### WHAT YOU SHOULD DO
Return, from the lines below, each one that includes the word "JSON".

[Interface dataset entries]
▶
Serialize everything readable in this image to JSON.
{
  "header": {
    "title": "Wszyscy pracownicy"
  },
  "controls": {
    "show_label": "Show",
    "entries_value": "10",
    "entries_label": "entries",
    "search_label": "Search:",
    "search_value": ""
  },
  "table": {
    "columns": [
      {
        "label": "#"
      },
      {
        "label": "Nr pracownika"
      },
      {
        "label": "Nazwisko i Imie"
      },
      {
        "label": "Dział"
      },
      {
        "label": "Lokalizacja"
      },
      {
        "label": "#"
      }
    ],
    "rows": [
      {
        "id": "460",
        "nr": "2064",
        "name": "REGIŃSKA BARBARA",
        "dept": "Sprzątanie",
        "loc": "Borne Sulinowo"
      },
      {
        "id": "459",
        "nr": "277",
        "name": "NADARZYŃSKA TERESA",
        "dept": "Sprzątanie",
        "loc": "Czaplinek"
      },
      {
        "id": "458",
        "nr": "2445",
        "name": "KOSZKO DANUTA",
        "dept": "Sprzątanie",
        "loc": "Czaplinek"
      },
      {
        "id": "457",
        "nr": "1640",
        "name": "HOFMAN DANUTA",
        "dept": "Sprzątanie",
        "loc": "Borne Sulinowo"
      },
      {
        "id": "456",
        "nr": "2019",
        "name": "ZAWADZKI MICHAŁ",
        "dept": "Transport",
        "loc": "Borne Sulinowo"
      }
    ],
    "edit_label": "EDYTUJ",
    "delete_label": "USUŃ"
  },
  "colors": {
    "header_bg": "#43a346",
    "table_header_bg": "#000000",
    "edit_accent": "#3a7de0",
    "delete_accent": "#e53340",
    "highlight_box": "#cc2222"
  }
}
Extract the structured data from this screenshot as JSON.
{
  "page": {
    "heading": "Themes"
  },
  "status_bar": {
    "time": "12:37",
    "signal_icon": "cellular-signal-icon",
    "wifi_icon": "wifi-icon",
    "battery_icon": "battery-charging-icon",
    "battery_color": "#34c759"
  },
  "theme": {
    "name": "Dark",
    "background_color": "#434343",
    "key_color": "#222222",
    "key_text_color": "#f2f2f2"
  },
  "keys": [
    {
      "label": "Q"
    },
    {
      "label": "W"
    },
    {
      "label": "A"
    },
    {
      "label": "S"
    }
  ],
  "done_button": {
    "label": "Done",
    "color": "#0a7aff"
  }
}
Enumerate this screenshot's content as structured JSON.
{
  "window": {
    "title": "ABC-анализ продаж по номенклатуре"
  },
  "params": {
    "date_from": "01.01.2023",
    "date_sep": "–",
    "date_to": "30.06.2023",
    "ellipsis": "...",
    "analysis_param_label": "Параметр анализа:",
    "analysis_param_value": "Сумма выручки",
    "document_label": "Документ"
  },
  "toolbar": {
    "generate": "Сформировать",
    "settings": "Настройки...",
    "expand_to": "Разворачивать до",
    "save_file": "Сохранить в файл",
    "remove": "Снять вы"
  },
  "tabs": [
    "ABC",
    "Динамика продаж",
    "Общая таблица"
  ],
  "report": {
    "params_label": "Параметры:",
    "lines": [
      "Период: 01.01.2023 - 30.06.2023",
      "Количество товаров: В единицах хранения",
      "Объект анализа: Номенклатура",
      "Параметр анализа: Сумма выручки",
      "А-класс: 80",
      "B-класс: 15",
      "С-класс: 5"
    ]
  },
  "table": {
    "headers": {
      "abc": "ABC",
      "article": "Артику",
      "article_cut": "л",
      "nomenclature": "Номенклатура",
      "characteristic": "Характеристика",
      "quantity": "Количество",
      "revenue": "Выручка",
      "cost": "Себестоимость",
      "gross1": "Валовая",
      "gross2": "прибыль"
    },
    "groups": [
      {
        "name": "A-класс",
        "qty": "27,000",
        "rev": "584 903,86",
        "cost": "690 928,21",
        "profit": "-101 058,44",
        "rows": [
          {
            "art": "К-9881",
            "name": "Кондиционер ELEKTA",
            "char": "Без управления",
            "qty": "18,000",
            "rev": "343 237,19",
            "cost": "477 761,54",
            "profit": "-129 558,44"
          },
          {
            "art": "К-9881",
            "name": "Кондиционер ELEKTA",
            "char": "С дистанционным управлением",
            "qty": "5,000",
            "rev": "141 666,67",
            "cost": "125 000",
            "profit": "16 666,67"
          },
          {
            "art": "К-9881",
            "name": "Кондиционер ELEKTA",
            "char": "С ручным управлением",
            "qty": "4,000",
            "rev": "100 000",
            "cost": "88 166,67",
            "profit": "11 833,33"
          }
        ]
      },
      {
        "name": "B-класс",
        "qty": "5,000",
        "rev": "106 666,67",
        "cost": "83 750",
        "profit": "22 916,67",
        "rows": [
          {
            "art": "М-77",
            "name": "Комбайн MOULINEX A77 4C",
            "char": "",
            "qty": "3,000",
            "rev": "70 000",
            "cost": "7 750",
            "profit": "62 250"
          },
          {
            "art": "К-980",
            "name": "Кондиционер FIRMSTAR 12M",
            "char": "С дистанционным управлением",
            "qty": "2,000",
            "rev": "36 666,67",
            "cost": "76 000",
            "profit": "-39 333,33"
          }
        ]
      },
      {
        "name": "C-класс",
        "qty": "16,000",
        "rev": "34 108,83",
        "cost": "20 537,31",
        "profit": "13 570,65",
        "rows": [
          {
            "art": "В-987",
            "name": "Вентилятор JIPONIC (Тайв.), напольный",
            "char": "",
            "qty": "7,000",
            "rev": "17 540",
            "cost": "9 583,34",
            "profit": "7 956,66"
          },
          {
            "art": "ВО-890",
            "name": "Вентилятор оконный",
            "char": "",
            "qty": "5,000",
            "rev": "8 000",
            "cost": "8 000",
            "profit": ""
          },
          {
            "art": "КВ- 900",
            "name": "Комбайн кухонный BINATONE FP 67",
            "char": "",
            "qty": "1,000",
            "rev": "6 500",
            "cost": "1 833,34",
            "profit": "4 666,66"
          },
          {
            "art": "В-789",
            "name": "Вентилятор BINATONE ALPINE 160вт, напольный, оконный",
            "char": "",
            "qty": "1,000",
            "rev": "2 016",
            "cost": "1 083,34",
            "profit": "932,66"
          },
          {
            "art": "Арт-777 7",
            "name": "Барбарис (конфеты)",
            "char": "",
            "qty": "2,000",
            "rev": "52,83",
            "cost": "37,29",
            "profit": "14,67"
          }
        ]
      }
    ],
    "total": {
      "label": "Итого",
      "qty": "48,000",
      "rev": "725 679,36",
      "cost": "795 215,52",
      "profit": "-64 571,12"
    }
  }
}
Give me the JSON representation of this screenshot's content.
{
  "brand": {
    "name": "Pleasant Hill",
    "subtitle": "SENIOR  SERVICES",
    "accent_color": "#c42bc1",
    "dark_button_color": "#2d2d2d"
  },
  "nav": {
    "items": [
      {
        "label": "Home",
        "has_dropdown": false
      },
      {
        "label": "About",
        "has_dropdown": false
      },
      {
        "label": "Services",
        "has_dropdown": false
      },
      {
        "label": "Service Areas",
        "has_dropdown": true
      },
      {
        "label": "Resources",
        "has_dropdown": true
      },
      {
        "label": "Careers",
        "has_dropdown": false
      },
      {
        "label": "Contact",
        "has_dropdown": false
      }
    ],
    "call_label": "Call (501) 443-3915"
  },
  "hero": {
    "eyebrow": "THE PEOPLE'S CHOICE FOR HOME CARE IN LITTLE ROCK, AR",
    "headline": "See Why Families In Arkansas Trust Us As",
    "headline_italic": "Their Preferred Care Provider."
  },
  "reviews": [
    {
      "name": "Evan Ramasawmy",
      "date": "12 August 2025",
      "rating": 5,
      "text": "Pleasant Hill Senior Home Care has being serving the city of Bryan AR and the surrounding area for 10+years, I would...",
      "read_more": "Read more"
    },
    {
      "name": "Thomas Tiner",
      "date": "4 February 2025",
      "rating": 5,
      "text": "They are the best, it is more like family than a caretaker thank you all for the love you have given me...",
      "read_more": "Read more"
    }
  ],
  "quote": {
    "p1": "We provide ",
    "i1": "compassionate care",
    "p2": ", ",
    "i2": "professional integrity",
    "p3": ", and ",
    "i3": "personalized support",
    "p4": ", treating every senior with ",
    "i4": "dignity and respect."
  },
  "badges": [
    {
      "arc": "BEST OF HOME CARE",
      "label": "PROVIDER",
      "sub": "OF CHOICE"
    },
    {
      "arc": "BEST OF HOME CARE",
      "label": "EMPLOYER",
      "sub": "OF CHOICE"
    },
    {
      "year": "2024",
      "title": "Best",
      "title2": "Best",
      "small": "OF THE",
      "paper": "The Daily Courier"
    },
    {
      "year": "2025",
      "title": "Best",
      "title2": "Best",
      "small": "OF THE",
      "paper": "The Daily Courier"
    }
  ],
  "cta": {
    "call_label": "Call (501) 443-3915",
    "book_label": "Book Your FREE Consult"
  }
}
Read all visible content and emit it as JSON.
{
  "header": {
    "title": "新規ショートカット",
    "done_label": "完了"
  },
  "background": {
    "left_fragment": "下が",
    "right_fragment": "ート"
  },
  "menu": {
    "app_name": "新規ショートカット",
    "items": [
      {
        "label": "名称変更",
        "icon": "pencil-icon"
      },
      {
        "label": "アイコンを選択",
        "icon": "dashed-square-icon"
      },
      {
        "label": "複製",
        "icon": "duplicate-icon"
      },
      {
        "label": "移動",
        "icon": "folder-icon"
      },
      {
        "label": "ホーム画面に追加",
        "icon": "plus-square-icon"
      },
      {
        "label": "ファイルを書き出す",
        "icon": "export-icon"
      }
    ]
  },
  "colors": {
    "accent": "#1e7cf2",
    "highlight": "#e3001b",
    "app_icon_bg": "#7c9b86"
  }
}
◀
### TASK RESPONSE
Serialize everything readable in this image to JSON.
Extract the structured data from this screenshot as JSON.
Enumerate this screenshot's content as structured JSON.
Give me the JSON representation of this screenshot's content.
Read all visible content and emit it as JSON.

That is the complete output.